What is important if I have been involved in a violent experience?

Accept that it is natural to react

Acknowledge all feelings, thoughts and actions, including those you find frightening and strange. Crying may help.

Share your thoughts and feelings with others

Show your vulnerability, so others do not assume you can handle everything on your own. Accept the support and care of others. If provided with the opportunity, it is beneficial to spend time with others who have shared a similar experience. It is particularly important to share your experience with those involved in the incident, as well as the people who are close to you.

Continue communicating

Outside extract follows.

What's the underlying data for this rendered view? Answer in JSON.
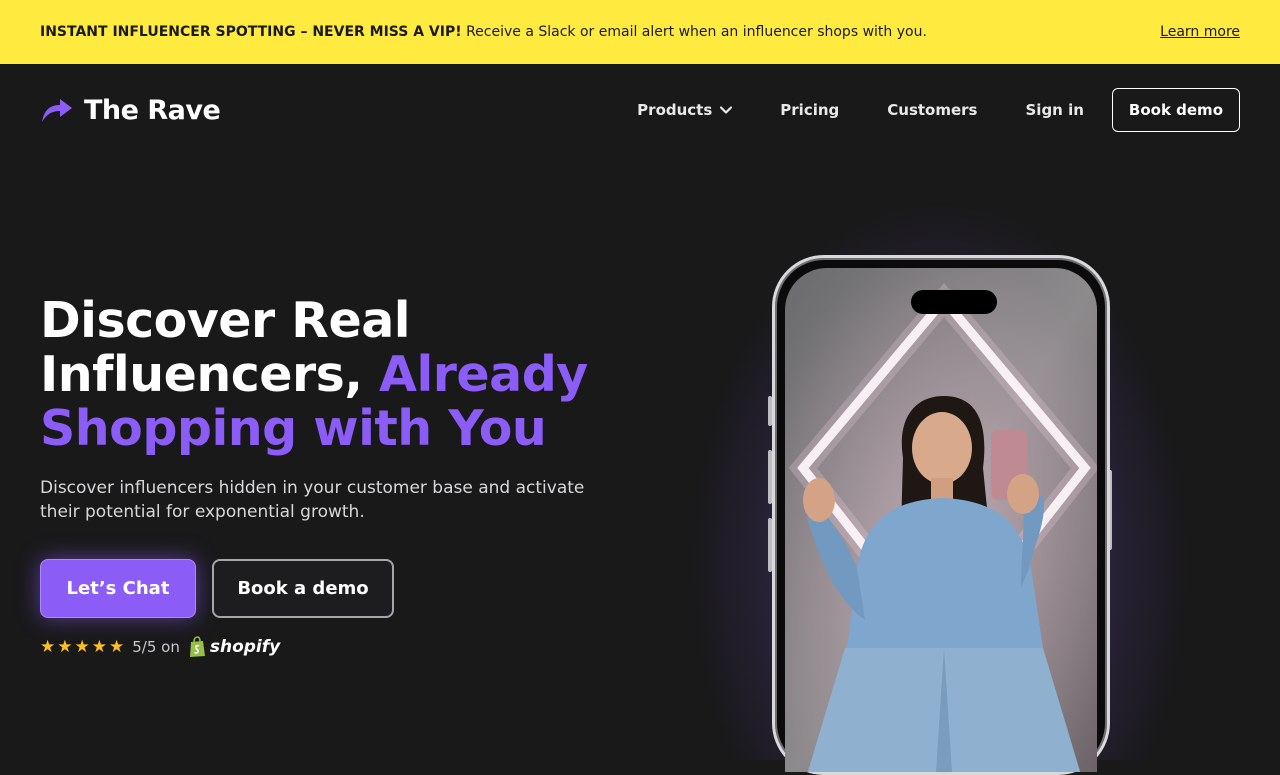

- even when the novelty of the event has passed. Find someone you can confide in. Every time you express your feelings verbally, parts of the experience are compartmentalised.

Allow your surroundings to react

Allow your children and the people around you to express their thoughts and feelings. Everybody will be impacted by the situation in their own way.

Confront the reality

- preferably with someone you know and feel safe with: Look at photographs, view the damaged or destroyed items, seek out places and people you associate with the incident, return to the place of the incident, if you have lost a loved one, see the deceased and attend the funeral.

Maintain your daily routines

Resume your work as soon as you feel you are ready. If necessary, ask for a special arrangement or “light work”, to ease the hardest time.

Take care of yourself

New accidents - including traffic accidents - often occur after violent events.

Seek recreation

Every so often, ensure that you think about something else, and engage in something enjoyable. Physical activity is recommended as it counteracts stress in the body. Bear in mind that it is okay - and beneficial - to be able to look forward to things in life, both small and big.

Get a good night's sleep

If you initially after the incident experience difficulties sleeping, it may be beneficial to have a little nightcap or consult your doctor for some sleep medication.

Do not run from your problems

When life is difficult, it is easy and tempting to use quick escapes such as medication, alcohol or a flurry of activities. These may be able to dull the immediate pain, but if they evolve into a lifestyle, new problems arise.

Seek help

If you, your family, or your network are unable to help you process the event and your reactions, you should seek help through your doctor or immediate superior.